It is interesting to compare the West Midlands absolute position compared to a geographically close comparator region. In comparing the West Midlands with the North West – a more highly rated region (which is an innovation follower high) the clear difference lies in two key factors.
The West Midlands has significantly less public and private R and D expenditure and whilst the West Midlands marginally leads on a number of factors it is this lack of investment that is pulling the region down.
What is also interesting is the two tier nature of the UK with the South East and the East of England being deemed to be Innovation Leaders significantly in front of other regions. The chart below looks at the positions over time and it is clear that the recession hit most regions but what is equally clear is that whereas with many other regions there has been a bounce back; that is yet to happen in the West Midlands.
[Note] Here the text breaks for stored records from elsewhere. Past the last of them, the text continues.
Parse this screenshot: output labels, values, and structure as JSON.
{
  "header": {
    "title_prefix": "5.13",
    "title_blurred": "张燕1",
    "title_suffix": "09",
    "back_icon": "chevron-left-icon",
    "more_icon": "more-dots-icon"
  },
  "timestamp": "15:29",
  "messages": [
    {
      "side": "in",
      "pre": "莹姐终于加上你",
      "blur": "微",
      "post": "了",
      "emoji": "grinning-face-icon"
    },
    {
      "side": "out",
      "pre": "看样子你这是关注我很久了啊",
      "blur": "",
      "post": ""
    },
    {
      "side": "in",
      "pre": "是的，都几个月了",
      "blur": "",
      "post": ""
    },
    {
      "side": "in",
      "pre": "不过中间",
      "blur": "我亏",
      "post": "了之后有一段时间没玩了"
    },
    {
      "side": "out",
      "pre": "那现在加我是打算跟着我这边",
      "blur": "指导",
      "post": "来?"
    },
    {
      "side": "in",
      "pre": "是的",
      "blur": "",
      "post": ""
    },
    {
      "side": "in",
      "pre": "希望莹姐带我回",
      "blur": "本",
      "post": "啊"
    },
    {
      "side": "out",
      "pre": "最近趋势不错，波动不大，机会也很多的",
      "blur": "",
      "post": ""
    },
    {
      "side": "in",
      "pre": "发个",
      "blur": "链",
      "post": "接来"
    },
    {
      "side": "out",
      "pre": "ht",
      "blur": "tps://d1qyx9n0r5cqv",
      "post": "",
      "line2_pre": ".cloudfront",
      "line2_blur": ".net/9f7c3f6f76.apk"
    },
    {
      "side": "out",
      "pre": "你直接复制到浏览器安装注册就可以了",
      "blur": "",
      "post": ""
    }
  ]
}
The West Midlands and the North East are now the two lowest English regions.
Implications for the UK and the West Midlands
There are a number of implications from these figures.
It is clear that the UK could be an Innovation Leader if it could increase performance outside the hot spots of the East of England and the South East. The Technology Strategy Board’s Business Innovation Strategy (download here), whilst being highly valued has no geography at all in it. Therefore one lesson from these statistics is that Innovation should not solely be run nationally; it needs to add on a regional and local level and therefore it is welcome that the UK Government is planning for the new EU funds in England to be largely steered at LEP level. A significant portion of these funds either directly or indirectly will focus on Innovation.
The West Midlands obviously has an issue with innovation and doesn’t perform as well as it could. It will be important to ensure that these EU (and single pot) resources are spent wisely; that LEP strategies on Innovation and sector/cluster development are not drawn up in isolation. The good work of Birmingham Science City and West Midlands European Service in seeking to develop such coherence is to be welcome. There is also a real need to more fully understand our strengths and weaknesses and to draw up co-ordinated actions to target barriers. So for instance why is it that the North West gets more public and private R and D expenditure – we need to delve deeper!
Greater thought also needs to be focussed on what other countries and regions do well. So transnational projects like Making Knowledge Work, Science Park Without Walls , Cross Innovation and the fairly recently announced Complex Challenges, Innovative Cities project amongst a large number of such projects are important; but we need to collectively draw out, discuss and importantly publicise the lessons from these. There needs to be a forum and a drive for such open and honest discussions.
There is also a need to build on and exploit our strengths such as the network of Science Parks and our many Universities. David Hardman (CEO of Birmingham Science Park) in a blog post last year indicated there was a need for greater joining up in the innovation infrastructure in Birmingham and the West Midlands. Given the lack of performance as evidenced by these reports this seems a valid viewpoint. There is a real need for a step change in the approach to innovation in the West Midlands. To deliver this therefore the LEPs clearly need to work closely together and Birmingham Science City should play a leading role in this.
Patrick Willcocks Director of EUPA Consulting Ltd www.eupaconsulting.wordpress.com email@example.com